* **What to do**:
Only lines holding the word "space" are wanted. Copy them from the listing below.

* **Information provided**:
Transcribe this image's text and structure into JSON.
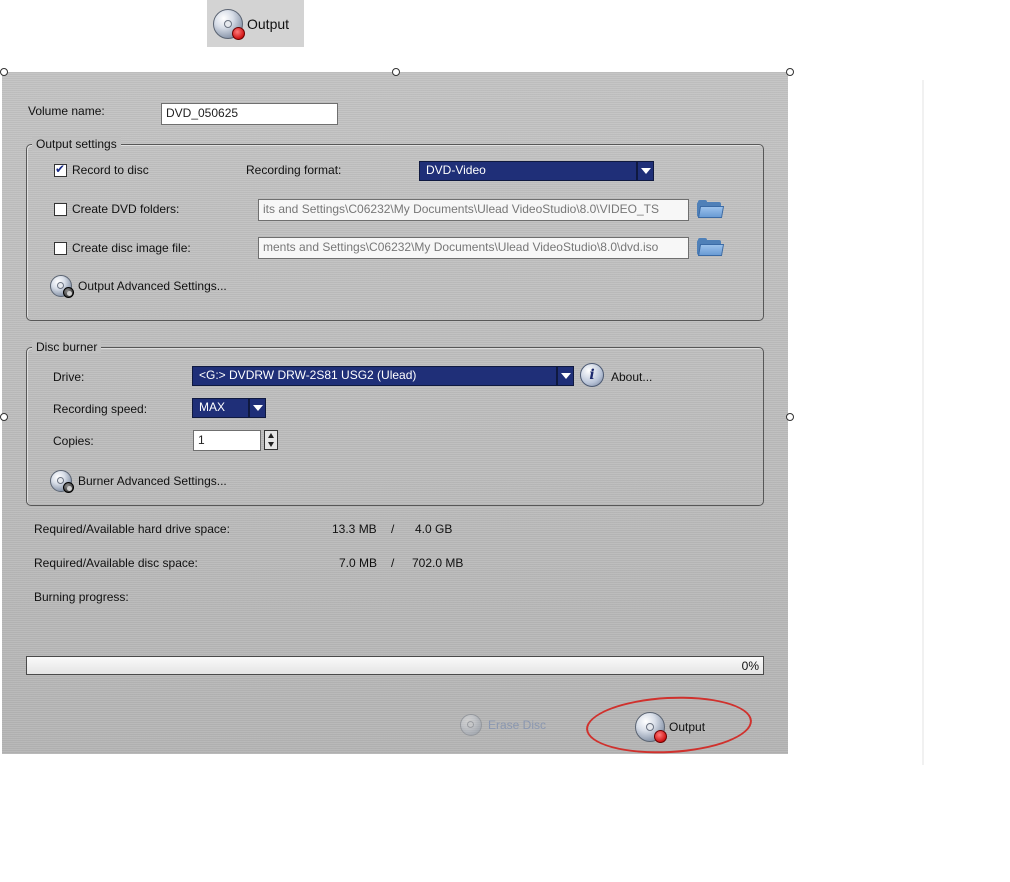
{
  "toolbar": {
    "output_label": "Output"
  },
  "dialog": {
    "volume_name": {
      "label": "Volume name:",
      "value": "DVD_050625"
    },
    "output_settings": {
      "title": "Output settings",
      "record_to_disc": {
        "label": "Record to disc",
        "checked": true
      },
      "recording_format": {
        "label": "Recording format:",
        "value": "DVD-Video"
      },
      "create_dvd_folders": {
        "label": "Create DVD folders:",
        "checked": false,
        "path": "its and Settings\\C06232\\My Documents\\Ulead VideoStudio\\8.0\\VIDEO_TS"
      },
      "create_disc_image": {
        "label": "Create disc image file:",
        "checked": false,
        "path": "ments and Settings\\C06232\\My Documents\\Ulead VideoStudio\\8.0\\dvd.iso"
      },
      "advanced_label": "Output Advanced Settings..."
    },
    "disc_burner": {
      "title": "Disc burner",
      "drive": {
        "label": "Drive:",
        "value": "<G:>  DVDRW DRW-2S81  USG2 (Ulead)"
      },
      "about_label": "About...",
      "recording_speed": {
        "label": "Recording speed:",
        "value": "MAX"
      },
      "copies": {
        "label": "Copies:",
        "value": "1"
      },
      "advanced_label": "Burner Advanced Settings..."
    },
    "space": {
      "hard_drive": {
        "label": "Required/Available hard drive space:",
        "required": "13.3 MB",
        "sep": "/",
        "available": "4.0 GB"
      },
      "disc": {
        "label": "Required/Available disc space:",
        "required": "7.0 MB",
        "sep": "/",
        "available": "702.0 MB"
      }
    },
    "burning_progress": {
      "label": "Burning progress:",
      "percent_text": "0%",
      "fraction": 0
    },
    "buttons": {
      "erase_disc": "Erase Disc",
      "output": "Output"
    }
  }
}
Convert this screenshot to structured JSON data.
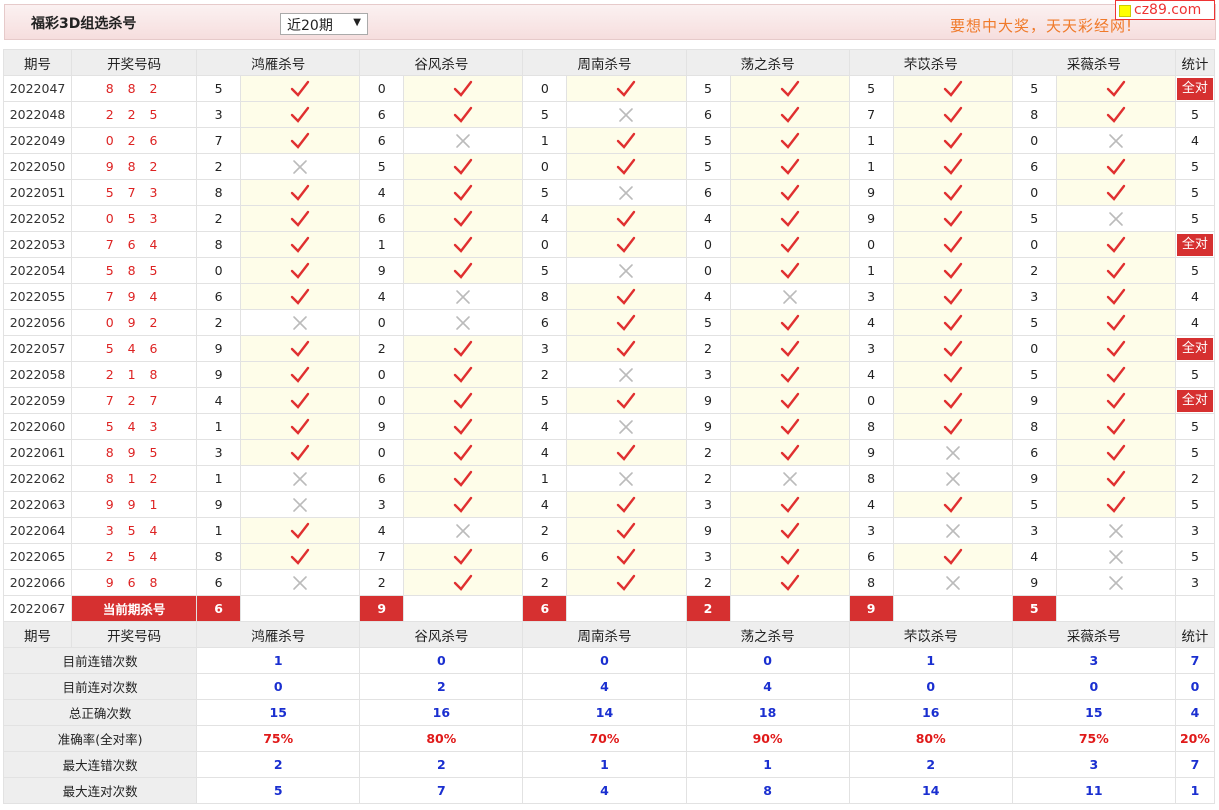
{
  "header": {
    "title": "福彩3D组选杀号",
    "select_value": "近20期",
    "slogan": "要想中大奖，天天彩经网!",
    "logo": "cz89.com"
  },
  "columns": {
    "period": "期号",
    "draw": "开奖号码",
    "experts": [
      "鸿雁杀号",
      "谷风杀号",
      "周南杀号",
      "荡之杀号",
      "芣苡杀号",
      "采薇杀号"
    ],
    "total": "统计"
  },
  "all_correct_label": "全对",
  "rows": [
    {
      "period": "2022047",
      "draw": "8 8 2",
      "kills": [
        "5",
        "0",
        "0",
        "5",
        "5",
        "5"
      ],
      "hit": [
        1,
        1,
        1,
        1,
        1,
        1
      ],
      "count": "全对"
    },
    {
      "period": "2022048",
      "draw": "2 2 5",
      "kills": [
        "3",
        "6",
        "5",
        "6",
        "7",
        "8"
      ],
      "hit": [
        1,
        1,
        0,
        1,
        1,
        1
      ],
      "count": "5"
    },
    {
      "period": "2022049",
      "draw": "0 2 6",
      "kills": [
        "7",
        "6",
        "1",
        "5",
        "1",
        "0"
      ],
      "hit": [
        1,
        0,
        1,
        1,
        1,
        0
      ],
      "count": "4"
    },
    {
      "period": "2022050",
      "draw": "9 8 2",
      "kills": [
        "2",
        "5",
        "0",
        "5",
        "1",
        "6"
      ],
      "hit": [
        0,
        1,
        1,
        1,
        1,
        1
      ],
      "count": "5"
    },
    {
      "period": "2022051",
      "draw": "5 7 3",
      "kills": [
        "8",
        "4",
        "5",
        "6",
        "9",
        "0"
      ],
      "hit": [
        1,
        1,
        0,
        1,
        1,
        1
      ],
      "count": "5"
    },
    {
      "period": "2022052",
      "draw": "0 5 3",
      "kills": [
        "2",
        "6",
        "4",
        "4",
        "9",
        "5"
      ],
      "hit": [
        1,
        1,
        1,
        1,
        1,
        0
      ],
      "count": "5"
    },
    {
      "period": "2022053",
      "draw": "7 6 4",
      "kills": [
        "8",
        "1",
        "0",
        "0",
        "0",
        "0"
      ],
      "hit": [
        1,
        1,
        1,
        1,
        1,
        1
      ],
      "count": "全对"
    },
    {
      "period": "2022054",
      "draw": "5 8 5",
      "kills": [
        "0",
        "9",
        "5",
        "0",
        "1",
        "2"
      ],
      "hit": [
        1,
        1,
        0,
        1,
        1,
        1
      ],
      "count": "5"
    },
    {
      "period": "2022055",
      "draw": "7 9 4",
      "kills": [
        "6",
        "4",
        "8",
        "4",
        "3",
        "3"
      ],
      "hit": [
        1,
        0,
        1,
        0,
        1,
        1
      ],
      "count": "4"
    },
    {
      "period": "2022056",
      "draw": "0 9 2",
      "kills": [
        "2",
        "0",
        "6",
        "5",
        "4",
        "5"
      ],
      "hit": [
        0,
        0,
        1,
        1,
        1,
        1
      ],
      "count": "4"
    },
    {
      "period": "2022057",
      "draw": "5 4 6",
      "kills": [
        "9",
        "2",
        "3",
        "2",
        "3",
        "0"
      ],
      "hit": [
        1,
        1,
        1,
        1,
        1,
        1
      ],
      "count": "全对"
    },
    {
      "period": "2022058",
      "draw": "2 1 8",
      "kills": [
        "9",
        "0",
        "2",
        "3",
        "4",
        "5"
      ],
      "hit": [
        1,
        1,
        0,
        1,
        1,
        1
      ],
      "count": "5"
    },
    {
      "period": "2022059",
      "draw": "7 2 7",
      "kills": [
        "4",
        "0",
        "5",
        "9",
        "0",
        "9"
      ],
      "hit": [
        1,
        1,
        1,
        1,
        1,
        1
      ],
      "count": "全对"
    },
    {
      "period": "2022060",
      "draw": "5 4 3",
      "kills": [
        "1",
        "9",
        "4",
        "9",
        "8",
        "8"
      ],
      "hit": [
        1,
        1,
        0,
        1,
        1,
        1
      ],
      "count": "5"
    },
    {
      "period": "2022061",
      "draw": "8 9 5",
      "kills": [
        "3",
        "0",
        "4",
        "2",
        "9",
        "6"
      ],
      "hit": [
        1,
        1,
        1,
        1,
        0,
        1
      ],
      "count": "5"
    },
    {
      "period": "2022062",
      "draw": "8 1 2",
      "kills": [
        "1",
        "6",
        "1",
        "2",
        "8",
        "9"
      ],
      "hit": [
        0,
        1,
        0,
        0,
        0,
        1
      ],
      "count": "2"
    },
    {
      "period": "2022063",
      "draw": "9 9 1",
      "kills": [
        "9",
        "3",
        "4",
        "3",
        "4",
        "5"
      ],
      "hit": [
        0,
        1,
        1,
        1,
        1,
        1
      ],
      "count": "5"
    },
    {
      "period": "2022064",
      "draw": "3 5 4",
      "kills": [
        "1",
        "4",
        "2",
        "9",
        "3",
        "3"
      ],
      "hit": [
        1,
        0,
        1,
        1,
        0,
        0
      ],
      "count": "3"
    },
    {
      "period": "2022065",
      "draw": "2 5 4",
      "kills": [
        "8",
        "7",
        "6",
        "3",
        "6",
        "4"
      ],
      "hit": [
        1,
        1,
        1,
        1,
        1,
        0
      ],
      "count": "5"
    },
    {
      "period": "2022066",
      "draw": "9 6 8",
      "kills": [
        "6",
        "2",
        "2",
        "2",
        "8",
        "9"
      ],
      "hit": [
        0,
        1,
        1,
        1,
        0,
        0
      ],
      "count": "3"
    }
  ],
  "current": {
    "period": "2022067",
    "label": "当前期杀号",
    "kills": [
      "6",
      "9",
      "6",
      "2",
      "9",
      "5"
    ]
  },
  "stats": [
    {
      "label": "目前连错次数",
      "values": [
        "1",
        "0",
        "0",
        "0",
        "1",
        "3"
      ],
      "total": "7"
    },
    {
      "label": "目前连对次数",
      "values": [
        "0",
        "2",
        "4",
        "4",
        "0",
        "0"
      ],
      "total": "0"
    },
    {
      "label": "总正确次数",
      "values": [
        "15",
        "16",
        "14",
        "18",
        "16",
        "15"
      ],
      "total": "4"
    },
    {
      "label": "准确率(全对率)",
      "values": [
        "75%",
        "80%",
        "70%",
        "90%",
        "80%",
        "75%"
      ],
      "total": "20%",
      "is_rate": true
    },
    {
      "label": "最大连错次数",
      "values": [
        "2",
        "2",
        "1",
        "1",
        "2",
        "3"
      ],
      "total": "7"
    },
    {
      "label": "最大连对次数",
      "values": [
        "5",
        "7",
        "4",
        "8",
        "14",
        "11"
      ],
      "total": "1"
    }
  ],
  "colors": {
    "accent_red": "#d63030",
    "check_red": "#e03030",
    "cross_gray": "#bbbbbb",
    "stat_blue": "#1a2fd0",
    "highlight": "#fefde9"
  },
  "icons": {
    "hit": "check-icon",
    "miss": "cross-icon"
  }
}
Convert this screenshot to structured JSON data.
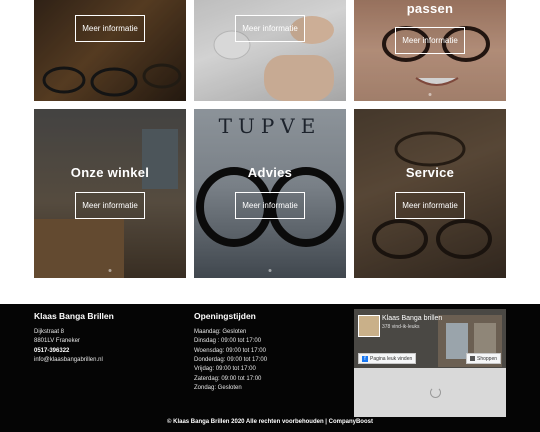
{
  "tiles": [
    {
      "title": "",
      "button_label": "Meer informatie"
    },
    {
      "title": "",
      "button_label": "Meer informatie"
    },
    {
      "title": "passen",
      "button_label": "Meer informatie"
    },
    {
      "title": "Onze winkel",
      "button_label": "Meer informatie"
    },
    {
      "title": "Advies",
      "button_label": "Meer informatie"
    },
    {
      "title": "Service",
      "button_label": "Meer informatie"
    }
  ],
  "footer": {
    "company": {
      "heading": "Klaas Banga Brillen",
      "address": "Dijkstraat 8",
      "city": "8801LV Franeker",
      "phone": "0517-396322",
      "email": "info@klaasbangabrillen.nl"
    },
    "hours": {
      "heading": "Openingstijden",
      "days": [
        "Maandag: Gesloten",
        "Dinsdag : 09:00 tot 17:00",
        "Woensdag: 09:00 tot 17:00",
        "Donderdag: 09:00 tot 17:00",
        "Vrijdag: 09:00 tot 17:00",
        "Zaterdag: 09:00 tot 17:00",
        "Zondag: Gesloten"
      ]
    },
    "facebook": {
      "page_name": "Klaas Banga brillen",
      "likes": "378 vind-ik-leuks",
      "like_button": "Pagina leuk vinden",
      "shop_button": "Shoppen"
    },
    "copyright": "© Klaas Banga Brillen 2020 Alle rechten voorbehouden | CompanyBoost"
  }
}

* **Worked solution**:
    "space": {
        "label": "Required/Available hard drive space:",
        "label": "Required/Available disc space:",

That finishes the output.